A Down East Idyll, with Hurricanes! Page 3

We were ghosting toward the mainland, gybing back and forth to make the most of a faint morning breeze. The sun was out and it was hot. To the north I could see swells breaking over Horseshoe Ledge and a rock formation called The Drums. I was also keeping an eye out for lobster buoys. The tide was ebbing, setting up a wicked crosscurrent in spots, and I’d already been forced to alter course
Author:
Updated:
Original:

After dinner, we went ashore to go swimming at the public beach just south of Hadlock Cove. Once again, we had the place to ourselves. There wasn’t a breath of wind, and everything was bathed in the warm late-summer glow that is so unique to New England. It seemed a shame there were so few people there to enjoy it. Although the mosquitoes became pretty ferocious as the sun went down, the water was warm and the beachcombing first-rate.

The next morning we listened to the weather forecast during breakfast, then started back to Southwest Harbor. It was incredible how few boats were still on their moorings when we got there. I wouldn’t have thought it possible to haul so many boats in such a short time. Once again it was sunny and warm, with just a thin, low haze. I felt a little guilty leaving Pattie and the rest of the crew to batten down the hatches, but she said not to worry. It looked like Earl was heading offshore. The forecast was improving by the hour.

In fact, it continued to improve all day. Even though we took the scenic route through Lincolnville, Camden and Rockport, which meant we didn’t get home until well after dark, we barely saw any rain—the perfect end to a perfect Downeast holiday.

Getting Your Bearings

When sailors go bareboat chartering, they typically rush straight to the boat, provision as quickly as possible, and then cast off lines. The idea is to get out on the water without delay and make the most out of the time available.
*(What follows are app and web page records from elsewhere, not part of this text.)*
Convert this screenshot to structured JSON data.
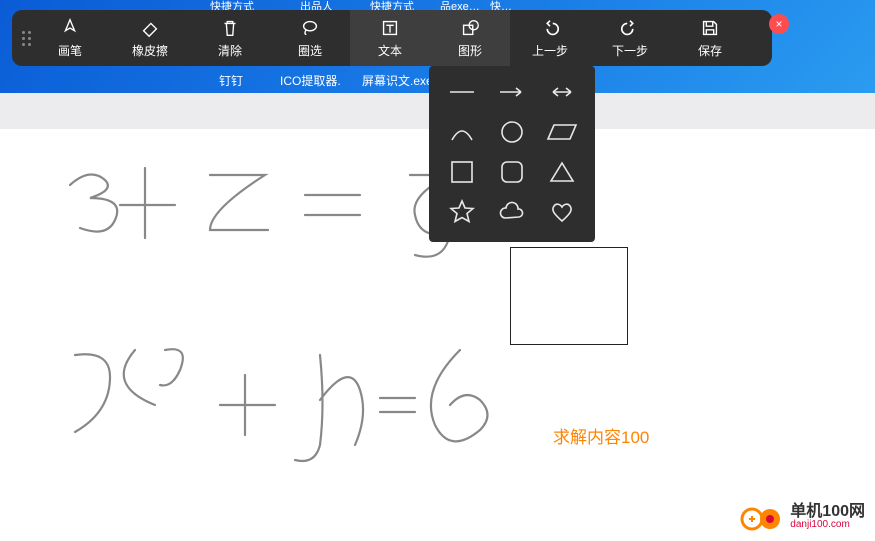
{
  "taskbar_top": {
    "a": "快捷方式",
    "b": "出品人",
    "c": "快捷方式",
    "d": "品exe…",
    "e": "快…"
  },
  "toolbar": {
    "brush": "画笔",
    "eraser": "橡皮擦",
    "clear": "清除",
    "lasso": "圈选",
    "text_tool": "文本",
    "shapes": "图形",
    "undo": "上一步",
    "redo": "下一步",
    "save": "保存",
    "close_glyph": "×"
  },
  "desktop_labels": {
    "dd": "钉钉",
    "ico": "ICO提取器.",
    "screen": "屏幕识文.exe"
  },
  "shape_panel": {
    "names": [
      "line",
      "arrow",
      "double-arrow",
      "arc",
      "circle",
      "parallelogram",
      "square",
      "rounded-square",
      "triangle",
      "star",
      "cloud",
      "heart"
    ]
  },
  "canvas": {
    "orange_text": "求解内容100",
    "handwriting_alt": "3 + 2 = 5  /  x² + y = 6"
  },
  "watermark": {
    "big": "单机100网",
    "small": "danji100.com"
  }
}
There’s something to be said, though, for taking things slowly and easing your way into a charter. Trying to rush the checkout process, for example, inevitably creates stress for everyone involved. Same thing goes for stocking up on supplies. I don’t know if I’ve ever been as hot, sweaty and grumpy as the time I was loading up a 35-footer one hot, breathless afternoon on Mobile Bay.

By hurrying onto the boat, you also miss the chance to get a feel for the area where you’ve chosen to go sailing. Before our Maine charter, for example, Shelly, Bridget and I all went camping for a few days on Mt. Desert Island. We visited Bar Harbor, drove up Cadillac Mountain, swam in Echo Lake and spent a morning looking for seals and dolphins off the rocks surrounding the Bar Harbor Head lighthouse.

Shelly and I have done the same thing on other occasions, in the Caribbean, down in New Zealand, in the Gulf of Mexico and on Lake Champlain. We’ve never once regretted the lost sailing time. When we’re finally ready to go, we’re not only more relaxed, we also have a much greater appreciation for the locale in which we are sailing. The result is inevitably a much richer experience afloat.

cruisenotes_large

Related

Canal-1-Marina-Hemingway-looking-west-spring-2016

Cruising: A Farewell to Cuba

For a few sweet years, American cruisers had the freedom to sail to Cuba. It was good while it lasted, says Addison Chan Cuba has assumed near-mythical properties in the community of sailors around the world. It is almost impossible to utter the name without conjuring up images ...read more

brickhouse

Is Cruising Still Safe?

It is with great sadness that we read of the murder of New Zealand cruiser Alan Culverwell, and the attack on his family, by criminals who boarded their boat in Panama’s Guna Yala/San Blas Islands early in May. The San Blas were known as a “safe” area to cruise. Aside from petty ...read more

QuarterdeckBuildingWatercolor

Bitter End Yacht Club 2.0

Amid the widespread devastation caused by hurricanes Irma and Maria when they swept across the northern Caribbean in September 2017, the destruction of the iconic Bitter End Yacht Club on Virgin Gorda in the British Virgin Islands was particularly keenly felt by sailors. The ...read more

TOTW_PromoSite

SAIL's Tip of the Week

Presented by Vetus-Maxwell. Got a tip? Send it to sailmail@sailmagazine.com The back door Satisfied with your headsails? So was I, until one day I took a long, hard look up the luff of my genoa, making sure I inspected the leeward side as well. The sail had plenty of life ...read more

02-Lydia12-01

Losing Sight of Shore

I arrived on the docks of Beaufort, North Carolina, in late April with two backpacks filled with new gear—everything I’d need for my first offshore passage. Though I’d been sailing for 16 years, graduating from dinghies to keelboats to a J/122, I’d spent my time racing and, in ...read more

Squall

The Face of a Squall

They are the worst of times, they are the best of times There’s a fabulous line from an old Paul Simon song that I often sing to myself while sailing: I can gather all the news I need from the weather report. It is part of the magic of sailing, this ancient process by which we ...read more